## RECORDS FOR THE EXERCISE

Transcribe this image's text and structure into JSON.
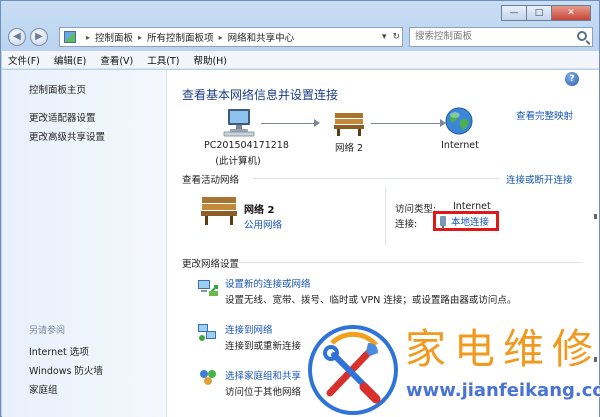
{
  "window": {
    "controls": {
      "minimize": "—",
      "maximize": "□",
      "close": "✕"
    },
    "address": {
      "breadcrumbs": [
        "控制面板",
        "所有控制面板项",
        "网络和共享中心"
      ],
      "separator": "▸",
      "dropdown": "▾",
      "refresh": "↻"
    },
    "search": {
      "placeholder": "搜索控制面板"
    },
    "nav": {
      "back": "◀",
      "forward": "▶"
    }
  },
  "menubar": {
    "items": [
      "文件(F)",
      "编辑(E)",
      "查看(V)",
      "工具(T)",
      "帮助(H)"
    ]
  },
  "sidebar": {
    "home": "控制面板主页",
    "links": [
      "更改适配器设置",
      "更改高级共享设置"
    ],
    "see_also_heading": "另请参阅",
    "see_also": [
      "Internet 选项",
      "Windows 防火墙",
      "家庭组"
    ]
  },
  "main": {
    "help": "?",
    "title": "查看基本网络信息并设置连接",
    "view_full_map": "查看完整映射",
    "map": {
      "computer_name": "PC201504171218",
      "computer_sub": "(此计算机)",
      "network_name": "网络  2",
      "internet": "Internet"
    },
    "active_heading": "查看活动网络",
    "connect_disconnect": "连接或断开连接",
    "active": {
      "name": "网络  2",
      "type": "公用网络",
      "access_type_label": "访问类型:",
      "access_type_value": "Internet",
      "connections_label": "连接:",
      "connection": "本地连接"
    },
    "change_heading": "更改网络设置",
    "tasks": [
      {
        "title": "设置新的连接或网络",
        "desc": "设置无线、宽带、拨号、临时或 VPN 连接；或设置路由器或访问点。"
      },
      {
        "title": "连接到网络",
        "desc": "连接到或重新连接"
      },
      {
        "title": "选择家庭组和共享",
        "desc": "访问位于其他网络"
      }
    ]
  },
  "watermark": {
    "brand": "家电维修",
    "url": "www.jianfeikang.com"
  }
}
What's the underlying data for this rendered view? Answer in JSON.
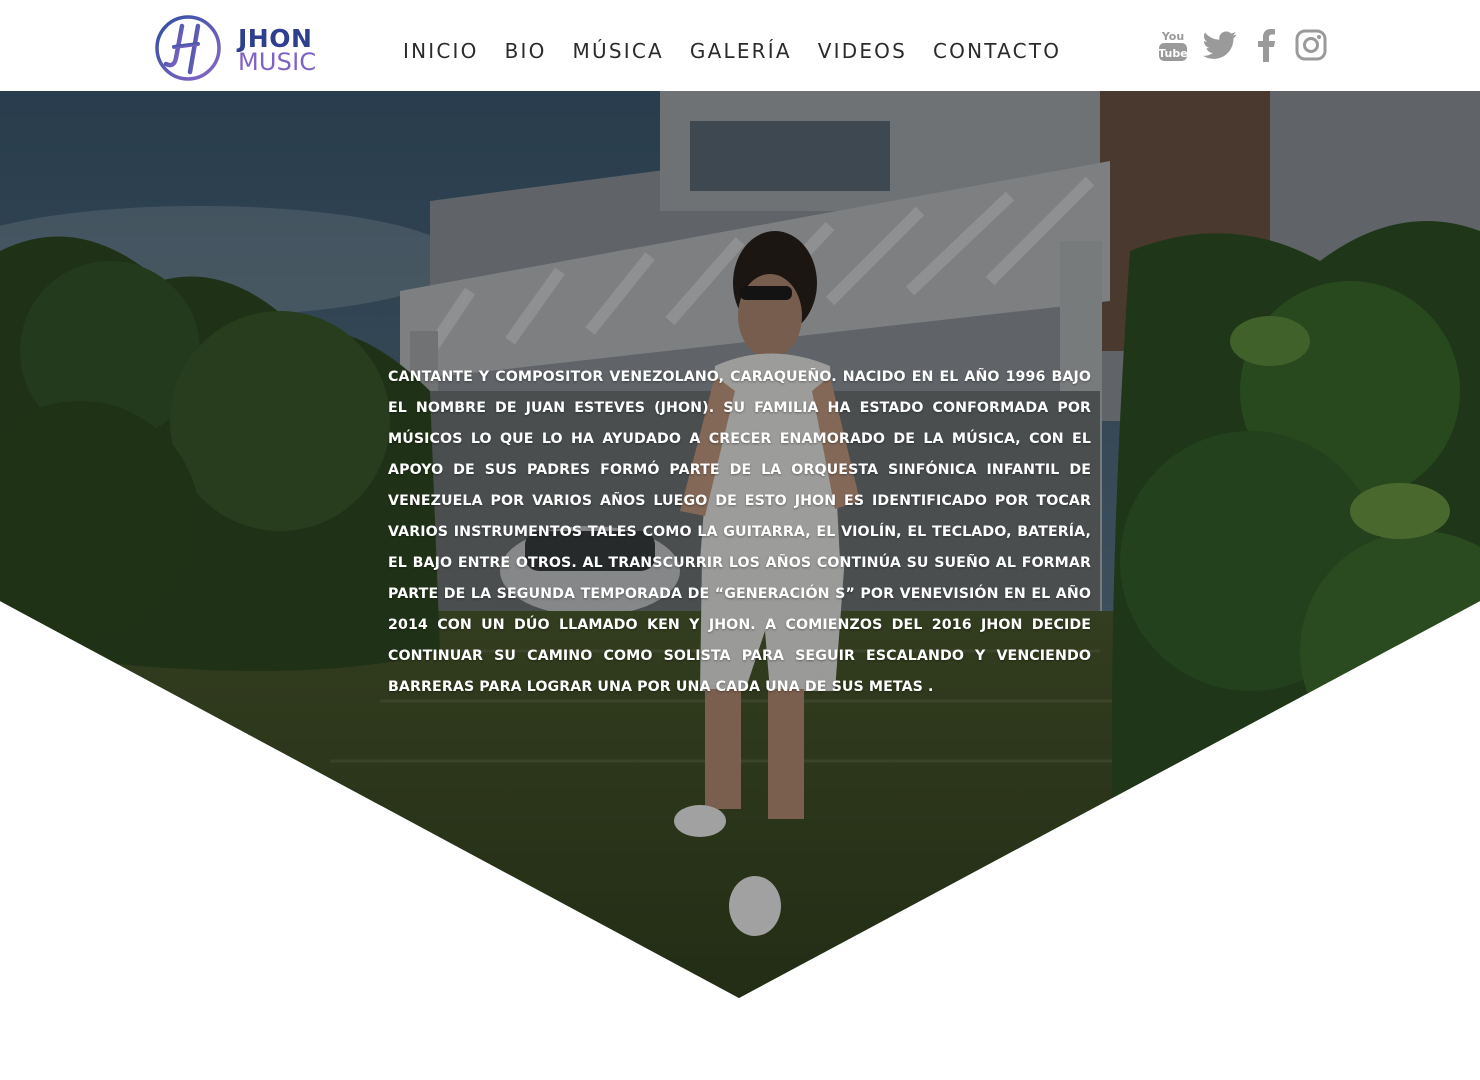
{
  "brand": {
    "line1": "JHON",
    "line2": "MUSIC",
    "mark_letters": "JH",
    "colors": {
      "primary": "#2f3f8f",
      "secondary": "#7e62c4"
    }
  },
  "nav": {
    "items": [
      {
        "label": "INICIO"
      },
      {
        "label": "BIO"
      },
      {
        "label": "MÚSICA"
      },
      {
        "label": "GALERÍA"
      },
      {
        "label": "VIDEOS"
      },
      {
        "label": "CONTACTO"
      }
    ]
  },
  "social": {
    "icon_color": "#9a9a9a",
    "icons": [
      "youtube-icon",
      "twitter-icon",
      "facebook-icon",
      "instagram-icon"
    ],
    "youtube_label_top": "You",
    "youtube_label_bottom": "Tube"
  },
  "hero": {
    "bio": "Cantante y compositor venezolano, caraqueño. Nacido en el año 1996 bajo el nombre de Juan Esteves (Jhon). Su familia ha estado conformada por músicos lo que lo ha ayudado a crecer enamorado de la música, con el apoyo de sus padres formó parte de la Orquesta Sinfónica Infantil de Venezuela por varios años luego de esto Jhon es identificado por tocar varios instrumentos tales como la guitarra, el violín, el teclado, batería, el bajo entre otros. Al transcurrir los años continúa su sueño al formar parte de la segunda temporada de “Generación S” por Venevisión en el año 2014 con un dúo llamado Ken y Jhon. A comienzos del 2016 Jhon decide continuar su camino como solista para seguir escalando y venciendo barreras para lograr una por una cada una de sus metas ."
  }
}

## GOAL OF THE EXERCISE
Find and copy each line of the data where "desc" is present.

## ANSWER BOX
        "desc": "设置无线、宽带、拨号、临时或 VPN 连接；或设置路由器或访问点。"
        "desc": "连接到或重新连接"
        "desc": "访问位于其他网络"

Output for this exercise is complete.